Eventually, I tour the French Quarter, Canal Street and Esplanade Ave. The first thing I notice is how a little infrastructure can build a lot of character. Decorative lamp poles and medians with mature trees completely change the feel of a street. Even rougher streets like Rampart maintain a certain dignity with a combination of medians, tear drop lamp poles, and ornate cast aluminum balcony railings.  These little things make a statement. A city that refuses to be defined by poverty and natural disasters. Even in the face of hardship, there’s still time and space for the good things in life.

I rent a bike on my third day in town to expand my range. I decide to head east. The St. Claude Ave. bridge is harrowing – I have a choice between an incomplete, 3′ wide walkway, or a 13′ traffic lane with sharrows and 55mph traffic. I choose the latter and hope for the best. Honesty, I’ve biked on all kinds of roads, and this takes the cake in the “risking your life” category. I can’t help but feel a sense of accomplishment after I cross the bridge.

On a bike tour of the Lower 9th Ward, I stumble on the House of Dance & Feathers on Tupelo Street. Set up in the home of author Ronald Lewis, the collection spans Mardi Gras Indian culture and media records of Katrina and the city’s recovery.
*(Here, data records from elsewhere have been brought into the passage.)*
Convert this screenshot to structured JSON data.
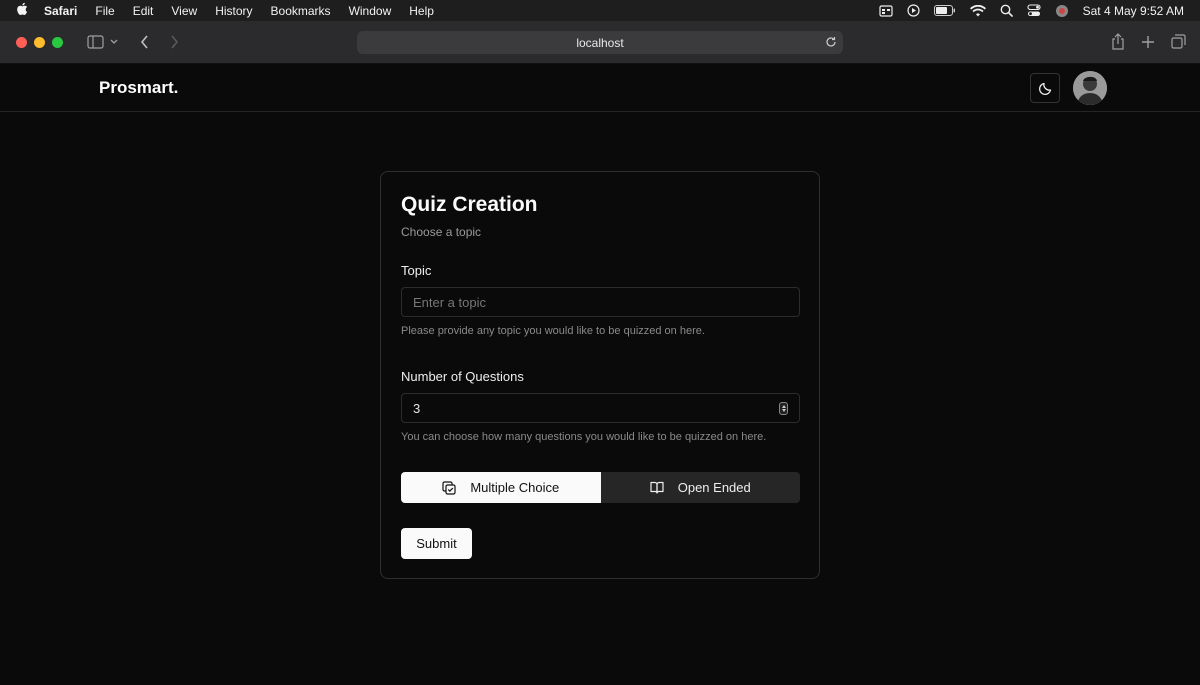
{
  "menubar": {
    "items": [
      "Safari",
      "File",
      "Edit",
      "View",
      "History",
      "Bookmarks",
      "Window",
      "Help"
    ],
    "datetime": "Sat 4 May  9:52 AM"
  },
  "browser": {
    "url": "localhost"
  },
  "nav": {
    "brand": "Prosmart."
  },
  "card": {
    "title": "Quiz Creation",
    "subtitle": "Choose a topic",
    "topic": {
      "label": "Topic",
      "placeholder": "Enter a topic",
      "hint": "Please provide any topic you would like to be quizzed on here."
    },
    "questions": {
      "label": "Number of Questions",
      "value": "3",
      "hint": "You can choose how many questions you would like to be quizzed on here."
    },
    "type_toggle": {
      "options": [
        "Multiple Choice",
        "Open Ended"
      ],
      "selected": "Multiple Choice"
    },
    "submit_label": "Submit"
  }
}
Mr. Lewis retired from the Regional Transit Authority in 2002 and has spent the last 10 years dedicating his life to rebuilding his neighborhood.

Mr. Lewis is kind enough to speak with me for an hour about New Orleans. I mention that even on the roughest, most deserted streets, I never feel unsafe – at least during the day. Neighborhoods were clean and there’s a sense of community. He says New Orleans has a long history of neighborhood ownership, which helps. Residents know they’re all in it together and everyone has to pull their weight.  This is a source of pride passed down through generations.

After my visit, I ride deeper into the Lower 9th, through the local streets. There are abandoned lots and vacant homes, especially north of Claiborne,  but colorful, recently renovated bungalows dot the landscape, too. Mr. Lewis recommends a visit to the Steamboat Houses in the Holy Cross neighborhood.  I laugh at the majestic Japanese architecture in a place already saturated with so many cultural influences. I walk my bike up the Mississippi River Levee.  I’m standing on top of the very structure holding back the Mississippi and look out over the water. Over the city.  I get the sense that I’ve been here before.

I still have time left. More days to go.  I’ll see what else I find.